> **THE TASK**:
From the data below, return each line in which the string "Simplamo" is found.

Web page and app entries:
● ● ● ● ● ● ●

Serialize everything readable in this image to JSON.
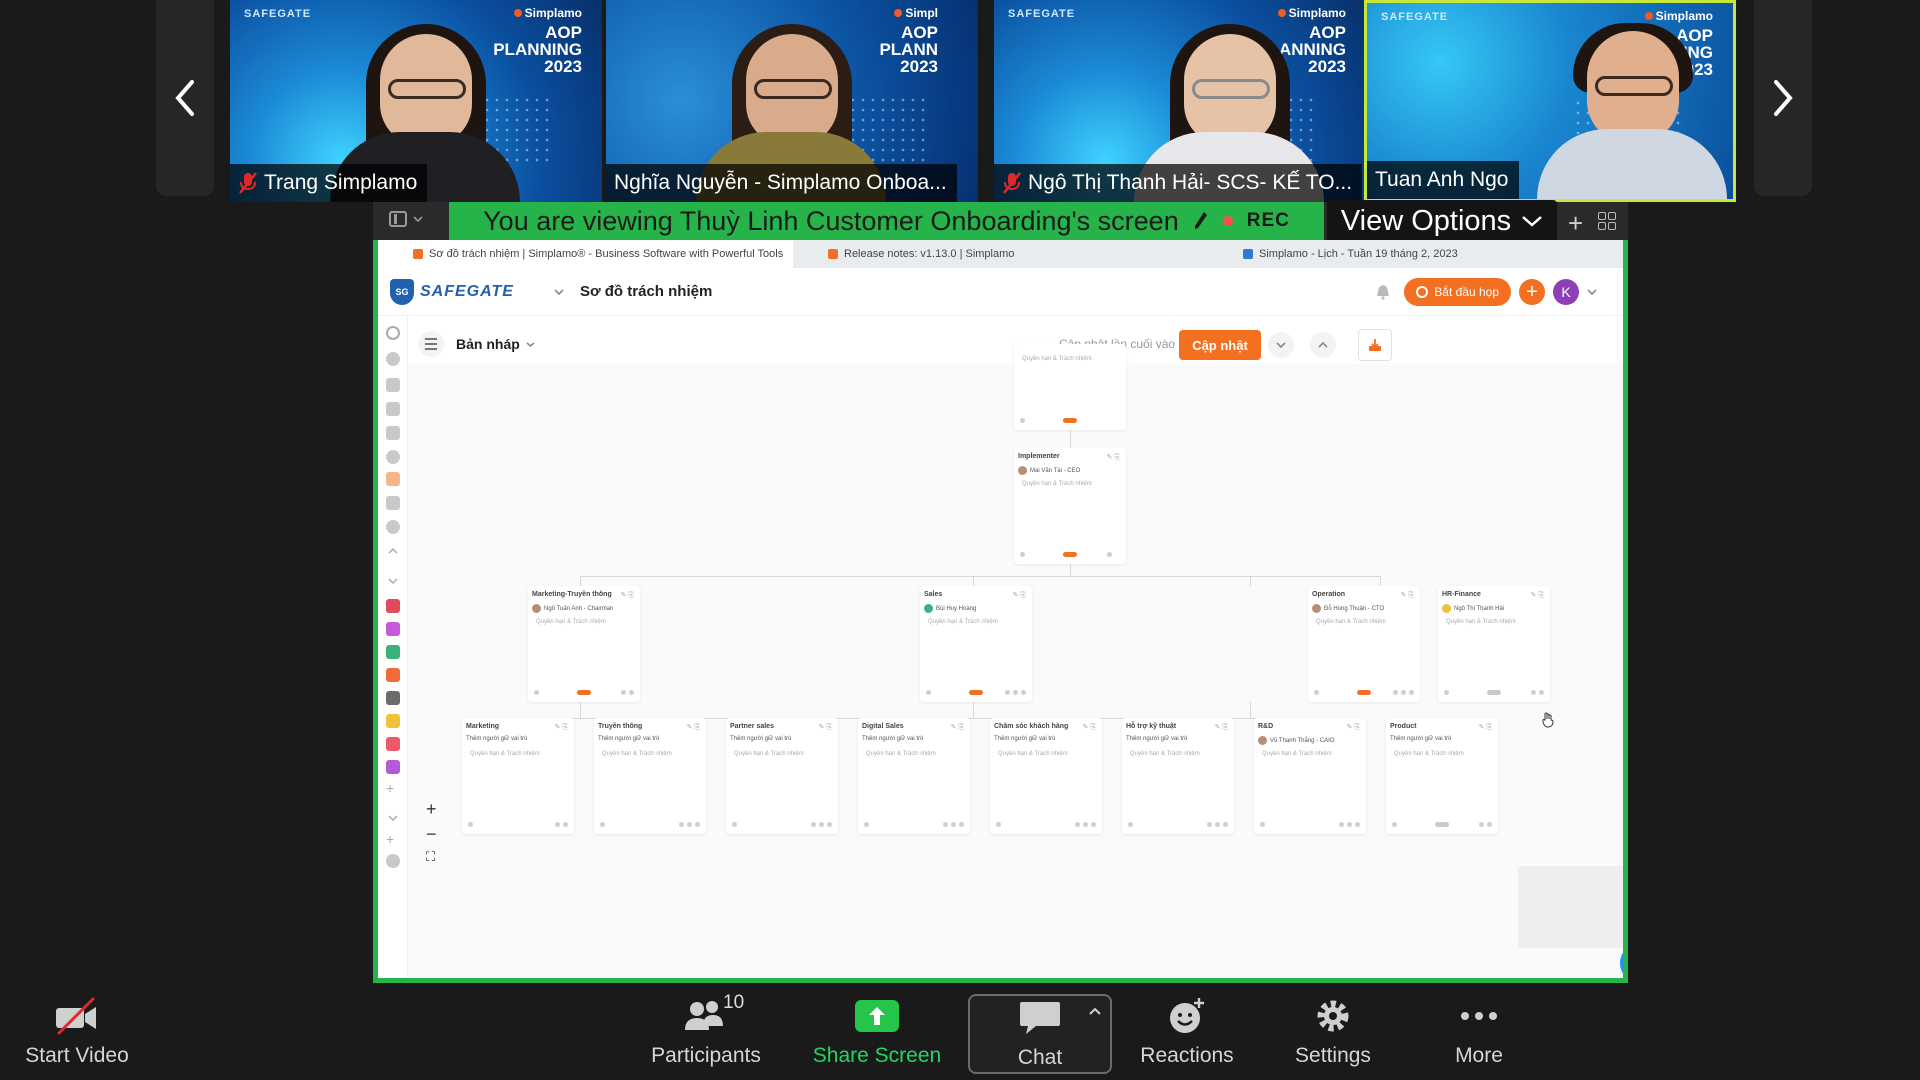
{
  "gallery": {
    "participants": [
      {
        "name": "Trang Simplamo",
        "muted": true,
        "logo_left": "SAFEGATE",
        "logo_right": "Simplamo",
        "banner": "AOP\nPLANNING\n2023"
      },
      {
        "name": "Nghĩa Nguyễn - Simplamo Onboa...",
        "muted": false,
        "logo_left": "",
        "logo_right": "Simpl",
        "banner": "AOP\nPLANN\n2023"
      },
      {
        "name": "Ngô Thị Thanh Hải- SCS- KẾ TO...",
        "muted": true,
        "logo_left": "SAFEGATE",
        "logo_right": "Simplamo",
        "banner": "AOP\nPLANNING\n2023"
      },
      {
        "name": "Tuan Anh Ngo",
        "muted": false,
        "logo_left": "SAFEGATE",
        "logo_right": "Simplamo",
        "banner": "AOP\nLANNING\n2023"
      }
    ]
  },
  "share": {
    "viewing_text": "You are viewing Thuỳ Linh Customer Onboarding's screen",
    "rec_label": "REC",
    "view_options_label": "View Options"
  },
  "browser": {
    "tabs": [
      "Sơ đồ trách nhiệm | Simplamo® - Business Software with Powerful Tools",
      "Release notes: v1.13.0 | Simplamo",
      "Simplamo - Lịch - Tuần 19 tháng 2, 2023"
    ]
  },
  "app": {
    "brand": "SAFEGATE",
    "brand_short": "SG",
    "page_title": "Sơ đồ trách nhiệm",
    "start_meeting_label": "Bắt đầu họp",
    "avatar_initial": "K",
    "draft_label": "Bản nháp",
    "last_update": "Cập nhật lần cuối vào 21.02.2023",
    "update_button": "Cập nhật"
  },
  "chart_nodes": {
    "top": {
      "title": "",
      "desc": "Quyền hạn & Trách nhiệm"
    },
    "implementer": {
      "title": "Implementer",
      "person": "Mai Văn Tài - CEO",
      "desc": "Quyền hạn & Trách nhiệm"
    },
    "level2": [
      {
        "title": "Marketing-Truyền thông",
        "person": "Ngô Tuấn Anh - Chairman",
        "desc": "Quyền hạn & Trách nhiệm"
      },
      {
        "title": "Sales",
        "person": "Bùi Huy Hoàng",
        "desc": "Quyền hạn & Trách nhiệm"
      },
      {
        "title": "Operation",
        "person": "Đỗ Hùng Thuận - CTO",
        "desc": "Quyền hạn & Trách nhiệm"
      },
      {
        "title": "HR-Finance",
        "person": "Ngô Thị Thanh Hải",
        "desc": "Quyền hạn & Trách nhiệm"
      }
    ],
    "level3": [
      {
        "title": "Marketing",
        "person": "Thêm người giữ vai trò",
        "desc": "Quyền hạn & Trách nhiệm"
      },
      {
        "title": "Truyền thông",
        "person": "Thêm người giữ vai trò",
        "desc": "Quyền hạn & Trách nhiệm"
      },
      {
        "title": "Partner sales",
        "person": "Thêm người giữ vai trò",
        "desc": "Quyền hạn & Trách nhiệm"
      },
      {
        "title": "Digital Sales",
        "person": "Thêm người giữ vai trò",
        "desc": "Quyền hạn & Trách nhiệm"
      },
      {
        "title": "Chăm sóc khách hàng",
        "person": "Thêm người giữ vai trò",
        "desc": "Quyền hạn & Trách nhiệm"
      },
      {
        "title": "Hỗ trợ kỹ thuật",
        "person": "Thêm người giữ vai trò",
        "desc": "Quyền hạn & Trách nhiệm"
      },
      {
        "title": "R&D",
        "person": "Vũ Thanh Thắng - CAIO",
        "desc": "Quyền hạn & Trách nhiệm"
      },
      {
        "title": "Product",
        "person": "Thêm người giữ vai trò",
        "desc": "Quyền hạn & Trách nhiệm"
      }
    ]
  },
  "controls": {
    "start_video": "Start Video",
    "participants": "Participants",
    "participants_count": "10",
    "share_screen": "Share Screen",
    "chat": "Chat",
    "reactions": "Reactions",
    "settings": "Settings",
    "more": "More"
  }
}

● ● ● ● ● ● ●

> **RESPONSE TO THE EXERCISE**:
        "name": "Trang Simplamo",
        "logo_right": "Simplamo",
        "name": "Nghĩa Nguyễn - Simplamo Onboa...",
        "logo_right": "Simplamo",
        "logo_right": "Simplamo",
      "Sơ đồ trách nhiệm | Simplamo® - Business Software with Powerful Tools",
      "Release notes: v1.13.0 | Simplamo",
      "Simplamo - Lịch - Tuần 19 tháng 2, 2023"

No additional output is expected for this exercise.